Web page and app entries:
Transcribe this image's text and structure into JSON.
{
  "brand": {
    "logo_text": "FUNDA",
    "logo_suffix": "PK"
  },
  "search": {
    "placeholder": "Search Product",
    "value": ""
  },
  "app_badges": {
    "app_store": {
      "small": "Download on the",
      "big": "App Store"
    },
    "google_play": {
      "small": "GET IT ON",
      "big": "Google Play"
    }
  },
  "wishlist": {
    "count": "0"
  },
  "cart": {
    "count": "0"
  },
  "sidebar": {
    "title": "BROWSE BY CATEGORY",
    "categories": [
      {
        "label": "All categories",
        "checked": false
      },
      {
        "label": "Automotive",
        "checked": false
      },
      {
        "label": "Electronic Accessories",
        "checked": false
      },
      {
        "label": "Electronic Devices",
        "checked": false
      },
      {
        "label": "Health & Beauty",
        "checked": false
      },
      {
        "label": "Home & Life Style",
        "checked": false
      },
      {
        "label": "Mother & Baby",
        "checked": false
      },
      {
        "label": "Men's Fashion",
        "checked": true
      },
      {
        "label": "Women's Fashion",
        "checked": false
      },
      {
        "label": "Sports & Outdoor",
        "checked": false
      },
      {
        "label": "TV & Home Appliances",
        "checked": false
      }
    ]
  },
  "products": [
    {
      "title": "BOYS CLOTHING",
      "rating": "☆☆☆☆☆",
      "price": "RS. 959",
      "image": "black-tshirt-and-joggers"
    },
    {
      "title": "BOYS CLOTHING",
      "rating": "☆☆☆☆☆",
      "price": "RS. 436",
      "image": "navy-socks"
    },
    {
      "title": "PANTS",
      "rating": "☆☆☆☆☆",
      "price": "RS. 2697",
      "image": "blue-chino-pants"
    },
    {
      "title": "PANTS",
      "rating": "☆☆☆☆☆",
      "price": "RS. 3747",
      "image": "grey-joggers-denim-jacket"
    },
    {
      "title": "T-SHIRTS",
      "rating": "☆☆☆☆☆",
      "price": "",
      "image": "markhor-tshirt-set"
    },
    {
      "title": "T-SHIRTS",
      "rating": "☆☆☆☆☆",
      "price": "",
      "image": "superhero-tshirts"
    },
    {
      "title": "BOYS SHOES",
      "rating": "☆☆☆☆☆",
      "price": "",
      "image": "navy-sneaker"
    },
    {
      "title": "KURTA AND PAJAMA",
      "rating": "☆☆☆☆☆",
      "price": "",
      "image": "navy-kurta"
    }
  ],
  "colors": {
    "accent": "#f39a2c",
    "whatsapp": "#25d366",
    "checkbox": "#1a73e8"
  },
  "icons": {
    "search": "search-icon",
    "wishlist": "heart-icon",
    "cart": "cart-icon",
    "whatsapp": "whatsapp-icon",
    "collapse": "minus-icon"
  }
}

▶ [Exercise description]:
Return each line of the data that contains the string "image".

▶ [Exercise result]:
Transcribe this image's text and structure into JSON.
      "image": "black-tshirt-and-joggers"
      "image": "navy-socks"
      "image": "blue-chino-pants"
      "image": "grey-joggers-denim-jacket"
      "image": "markhor-tshirt-set"
      "image": "superhero-tshirts"
      "image": "navy-sneaker"
      "image": "navy-kurta"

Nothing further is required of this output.